#### Your task
Copy the entries below word for word, minus the pictures.

Element data from apps and pages:
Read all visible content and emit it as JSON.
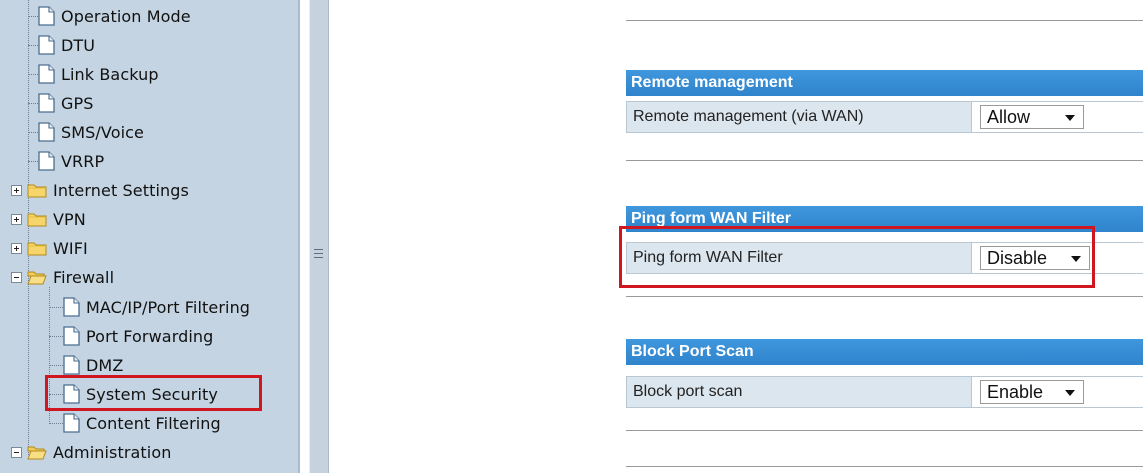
{
  "sidebar": {
    "items": [
      {
        "label": "Operation Mode",
        "type": "page"
      },
      {
        "label": "DTU",
        "type": "page"
      },
      {
        "label": "Link Backup",
        "type": "page"
      },
      {
        "label": "GPS",
        "type": "page"
      },
      {
        "label": "SMS/Voice",
        "type": "page"
      },
      {
        "label": "VRRP",
        "type": "page"
      },
      {
        "label": "Internet Settings",
        "type": "folder",
        "expander": "plus"
      },
      {
        "label": "VPN",
        "type": "folder",
        "expander": "plus"
      },
      {
        "label": "WIFI",
        "type": "folder",
        "expander": "plus"
      },
      {
        "label": "Firewall",
        "type": "folder-open",
        "expander": "minus"
      },
      {
        "label": "MAC/IP/Port Filtering",
        "type": "page"
      },
      {
        "label": "Port Forwarding",
        "type": "page"
      },
      {
        "label": "DMZ",
        "type": "page"
      },
      {
        "label": "System Security",
        "type": "page",
        "selected": true
      },
      {
        "label": "Content Filtering",
        "type": "page"
      },
      {
        "label": "Administration",
        "type": "folder-open",
        "expander": "minus"
      }
    ]
  },
  "sections": {
    "remote": {
      "title": "Remote management",
      "label": "Remote management (via WAN)",
      "value": "Allow"
    },
    "ping": {
      "title": "Ping form WAN Filter",
      "label": "Ping form WAN Filter",
      "value": "Disable"
    },
    "portscan": {
      "title": "Block Port Scan",
      "label": "Block port scan",
      "value": "Enable"
    }
  },
  "colors": {
    "sidebar_bg": "#c4d4e2",
    "header_blue": "#3a8fd6",
    "highlight_red": "#d0161e",
    "label_bg": "#dce6ee"
  },
  "icons": {
    "page": "document-icon",
    "folder": "folder-icon",
    "plus": "expand-plus-icon",
    "minus": "collapse-minus-icon",
    "grip": "splitter-grip-icon"
  }
}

#### Solution below
Read all visible content and emit it as JSON.
{
  "sidebar": {
    "items": [
      {
        "label": "Operation Mode",
        "type": "page"
      },
      {
        "label": "DTU",
        "type": "page"
      },
      {
        "label": "Link Backup",
        "type": "page"
      },
      {
        "label": "GPS",
        "type": "page"
      },
      {
        "label": "SMS/Voice",
        "type": "page"
      },
      {
        "label": "VRRP",
        "type": "page"
      },
      {
        "label": "Internet Settings",
        "type": "folder",
        "expander": "plus"
      },
      {
        "label": "VPN",
        "type": "folder",
        "expander": "plus"
      },
      {
        "label": "WIFI",
        "type": "folder",
        "expander": "plus"
      },
      {
        "label": "Firewall",
        "type": "folder-open",
        "expander": "minus"
      },
      {
        "label": "MAC/IP/Port Filtering",
        "type": "page"
      },
      {
        "label": "Port Forwarding",
        "type": "page"
      },
      {
        "label": "DMZ",
        "type": "page"
      },
      {
        "label": "System Security",
        "type": "page",
        "selected": true
      },
      {
        "label": "Content Filtering",
        "type": "page"
      },
      {
        "label": "Administration",
        "type": "folder-open",
        "expander": "minus"
      }
    ]
  },
  "sections": {
    "remote": {
      "title": "Remote management",
      "label": "Remote management (via WAN)",
      "value": "Allow"
    },
    "ping": {
      "title": "Ping form WAN Filter",
      "label": "Ping form WAN Filter",
      "value": "Disable"
    },
    "portscan": {
      "title": "Block Port Scan",
      "label": "Block port scan",
      "value": "Enable"
    }
  },
  "colors": {
    "sidebar_bg": "#c4d4e2",
    "header_blue": "#3a8fd6",
    "highlight_red": "#d0161e",
    "label_bg": "#dce6ee"
  },
  "icons": {
    "page": "document-icon",
    "folder": "folder-icon",
    "plus": "expand-plus-icon",
    "minus": "collapse-minus-icon",
    "grip": "splitter-grip-icon"
  }
}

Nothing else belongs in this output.